    « less
  4. Abstract

    Genetic mutations to the Lamin A/C gene (LMNA) can cause heart disease, but the mechanisms making cardiac tissues uniquely vulnerable to the mutations remain largely unknown. Further, patients withLMNAmutations have highly variable presentation of heart disease progression and type.In vitropatient-specific experiments could provide a powerful platform for studying this phenomenon, but the use of induced pluripotent stem cell-derived cardiomyocytes (iPSC-CM) introduces heterogeneity in maturity and function thus complicating the interpretation of the results of any single experiment. We hypothesized that integrating single cell RNA sequencing (scRNA-seq) with analysis of the tissue architecture and contractile function would elucidate some of the probable mechanisms. To test this, we investigated five iPSC-CM lines, three controls and two patients with a (c.357-2A>G) mutation. The patient iPSC-CM tissues had significantly weaker stress generation potential than control iPSC-CM tissues demonstrating the viability of ourin vitroapproach. Through scRNA-seq, differentially expressed genes between control and patient lines were identified.
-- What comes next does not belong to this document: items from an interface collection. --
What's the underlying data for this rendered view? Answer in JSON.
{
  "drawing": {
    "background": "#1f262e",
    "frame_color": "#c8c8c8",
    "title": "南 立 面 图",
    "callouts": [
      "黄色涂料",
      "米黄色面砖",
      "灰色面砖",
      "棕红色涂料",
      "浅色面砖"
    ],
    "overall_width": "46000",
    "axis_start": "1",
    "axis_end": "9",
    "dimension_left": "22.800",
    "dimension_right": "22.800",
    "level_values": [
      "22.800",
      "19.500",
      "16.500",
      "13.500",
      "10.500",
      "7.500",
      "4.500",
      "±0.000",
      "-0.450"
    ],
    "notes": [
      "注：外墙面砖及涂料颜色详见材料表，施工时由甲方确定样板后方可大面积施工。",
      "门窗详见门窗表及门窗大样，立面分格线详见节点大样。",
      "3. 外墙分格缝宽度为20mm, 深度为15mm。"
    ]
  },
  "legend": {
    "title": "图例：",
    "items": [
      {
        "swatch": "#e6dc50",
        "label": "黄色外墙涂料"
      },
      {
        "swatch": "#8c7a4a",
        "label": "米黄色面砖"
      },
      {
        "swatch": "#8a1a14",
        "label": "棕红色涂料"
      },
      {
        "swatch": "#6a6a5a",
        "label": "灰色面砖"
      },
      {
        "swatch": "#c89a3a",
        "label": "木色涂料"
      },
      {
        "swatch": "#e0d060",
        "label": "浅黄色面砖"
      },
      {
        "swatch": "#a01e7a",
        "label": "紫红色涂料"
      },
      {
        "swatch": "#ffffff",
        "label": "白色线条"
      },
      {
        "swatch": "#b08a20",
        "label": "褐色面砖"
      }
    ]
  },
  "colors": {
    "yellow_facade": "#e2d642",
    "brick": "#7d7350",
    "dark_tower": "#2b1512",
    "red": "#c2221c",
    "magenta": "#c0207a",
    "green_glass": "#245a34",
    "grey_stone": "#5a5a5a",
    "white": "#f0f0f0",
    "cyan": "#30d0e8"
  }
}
Some of these genes, linked to quantitative structural and functional changes, were cardiac specific, explaining the targeted nature of the disease progression seen in patients. The results of this work demonstrate the utility of combiningin vitrotools in exploring heart disease mechanics.

  5. null (Ed.)
    Single cell RNA-sequencing (scRNA-seq) technology enables comprehensive transcriptomic profiling of thousands of cells with distinct phenotypic and physiological states in a complex tissue. Substantial efforts have been made to characterize single cells of distinct identities from scRNA-seq data, including various cell clustering techniques. While existing approaches can handle single cells in terms of different cell (sub)types at a high resolution, identification of the functional variability within the same cell type remains unsolved. In addition, there is a lack of robust method to handle the inter-subject variation that often brings severe confounding effects for the functional clustering of single cells. In this study, we developed a novel data denoising and cell clustering approach, namely CIBS, to provide biologically explainable functional classification for scRNA-seq data. CIBS is based on a systems biology model of transcriptional regulation that assumes a multi-modality distribution of the cells’ activation status, and it utilizes a Boolean matrix factorization approach on the discretized expression status to robustly derive functional modules. CIBS is empowered by a novel fast Boolean Matrix Factorization method, namely PFAST, to increase the computational feasibility on large scale scRNA-seq data. Application of CIBS on two scRNA-seq datasets collected from cancer tumor micro-environment successfully identified subgroupsmore »of cancer cells with distinct expression patterns of epithelial-mesenchymal transition and extracellular matrix marker genes, which was not revealed by the existing cell clustering analysis tools. The identified cell groups were significantly associated with the clinically confirmed lymph-node invasion and metastasis events across different patients. Index Terms—Cell clustering analysis, Data denoising, Boolean matrix factorization, Cancer microenvirionment, Metastasis.« less